This notation is universal, simple to understand, and easy to implement. But it is not the natural notation we have been taught in school. This is an example of syntactic noise where the syntax being used is constrained by the tool, rather than by the choice of the programmer. The fact that some programmers would actually choose this notation if given a choice illustrates how subjective the concept programming metrics are.
Expressions in Smalltalk
In Smalltalk, you can actually write 2 + 2, and it does indeed computes 4. So far, so good.
Unfortunately, the familiar notation hides a particularly sneaky form of semantic noise, and expressions will give the familiar result only for the simplest scenario. This is because in Smalltalk, everything is an object, and expressions had to bend to that rule. So when you write 2 + 2, what this really means is: send object 2 the message + with argument 2.
Why does it matter? Consider an expression such as 2+3*5. In traditional notation, precedences are such that 3*5 is computed first, so the result is 2+15, or 17. Not so in Smalltalk, where 2 receives message + with argument 3 and the resulting object, 5, receives the message * with the argument 5. The resulting value is 25.
Of course, one could argue that this is really a form of syntactic noise and that appropriate precedences could easily be restored with a minor change in the language. But the point is that the default precedences are not the one some people think they know, and this causes unnecessary risks for programmers.
The 'string' types
Originally, a string was seen as some ideal, variable-sized array of contiguous elements. Of particular interest was the notion of string of characters, which was generally used to represent text. For instance, in practically any language, something like "Hello World" is called a string of characters. In practice, most early languages implemented fixed-size arrays (as a built-in construct), but did not provide a general-purpose string construct for arbitrary types. Yet, because of their use to represent text, character strings were often implemented as a special, built-in case.
Consequently, in many languages, the term string ended up being understood as "string of character", and the type system sometimes contained this denomination.

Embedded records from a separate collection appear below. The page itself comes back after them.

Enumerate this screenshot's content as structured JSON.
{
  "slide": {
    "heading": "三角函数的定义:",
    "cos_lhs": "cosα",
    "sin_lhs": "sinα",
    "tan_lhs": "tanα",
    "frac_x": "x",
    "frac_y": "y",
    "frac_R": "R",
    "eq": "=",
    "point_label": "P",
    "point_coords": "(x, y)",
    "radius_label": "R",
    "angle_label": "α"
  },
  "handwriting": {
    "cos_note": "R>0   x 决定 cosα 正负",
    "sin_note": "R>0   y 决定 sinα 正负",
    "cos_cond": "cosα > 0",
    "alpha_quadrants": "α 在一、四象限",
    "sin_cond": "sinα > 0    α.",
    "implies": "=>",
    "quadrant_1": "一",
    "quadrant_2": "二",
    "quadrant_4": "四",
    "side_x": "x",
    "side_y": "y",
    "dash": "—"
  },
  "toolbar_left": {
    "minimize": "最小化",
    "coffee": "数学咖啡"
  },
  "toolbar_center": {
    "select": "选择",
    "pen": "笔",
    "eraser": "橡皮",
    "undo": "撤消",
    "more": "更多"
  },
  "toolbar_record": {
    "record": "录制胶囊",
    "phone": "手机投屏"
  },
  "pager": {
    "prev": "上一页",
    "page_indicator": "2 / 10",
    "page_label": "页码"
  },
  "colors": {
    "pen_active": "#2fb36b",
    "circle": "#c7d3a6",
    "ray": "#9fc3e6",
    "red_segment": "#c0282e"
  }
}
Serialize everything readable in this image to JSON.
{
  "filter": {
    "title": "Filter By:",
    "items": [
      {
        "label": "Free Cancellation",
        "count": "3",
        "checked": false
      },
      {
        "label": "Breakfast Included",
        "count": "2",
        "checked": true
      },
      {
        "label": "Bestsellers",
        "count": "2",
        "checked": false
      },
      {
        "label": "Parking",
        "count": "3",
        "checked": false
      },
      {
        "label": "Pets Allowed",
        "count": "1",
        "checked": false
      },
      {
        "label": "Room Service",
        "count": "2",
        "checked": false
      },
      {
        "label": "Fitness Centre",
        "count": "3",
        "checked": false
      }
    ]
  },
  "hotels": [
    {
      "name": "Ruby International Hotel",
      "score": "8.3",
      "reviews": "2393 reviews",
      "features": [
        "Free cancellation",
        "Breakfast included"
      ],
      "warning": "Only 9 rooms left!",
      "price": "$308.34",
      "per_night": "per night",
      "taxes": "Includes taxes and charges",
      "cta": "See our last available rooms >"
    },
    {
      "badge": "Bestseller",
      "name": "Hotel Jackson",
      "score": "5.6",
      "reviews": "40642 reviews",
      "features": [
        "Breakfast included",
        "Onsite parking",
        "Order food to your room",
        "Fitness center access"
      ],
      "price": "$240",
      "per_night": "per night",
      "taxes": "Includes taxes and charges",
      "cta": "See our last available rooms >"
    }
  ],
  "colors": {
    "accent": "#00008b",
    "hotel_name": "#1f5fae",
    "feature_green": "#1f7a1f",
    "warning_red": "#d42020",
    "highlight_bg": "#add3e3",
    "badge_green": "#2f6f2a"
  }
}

Pascal or C++ are examples of languages where the term "string" really denotes a string of characters, in other words what anybody but programmers would call text. In an ironic twist, when C++ developers introduced what could arguably be thought of as a real "string" type, they called it vector, despite the fact that it is quite different from a mathematical vector, and reserved string for strings of characters.
XL features a general variable-sized array type, which is consequently called string and not something like vector. A particular instance of that type is called text and used to represent text in the code. The text type is actually implemented as string of character. You can, however, make use of a string of integer if this is what you need, and it will behave much like a vector<int> in C++
We can reasonably assert that the designers of existing programming languages were smart and did as good a job as they could. Therefore, the shortcomings illustrated by Concept Programming are not obvious. The Concept Programming methodology brings something new to the programmers' toolbox.
None of the problems above are really serious. They only serve as an illustration of how simple metrics can be used to identify otherwise non-obvious issues. There are many cases where the problem is much more difficult to pinpoint without the appropriate tools, and where its effects are much more subtle and/or more dangerous.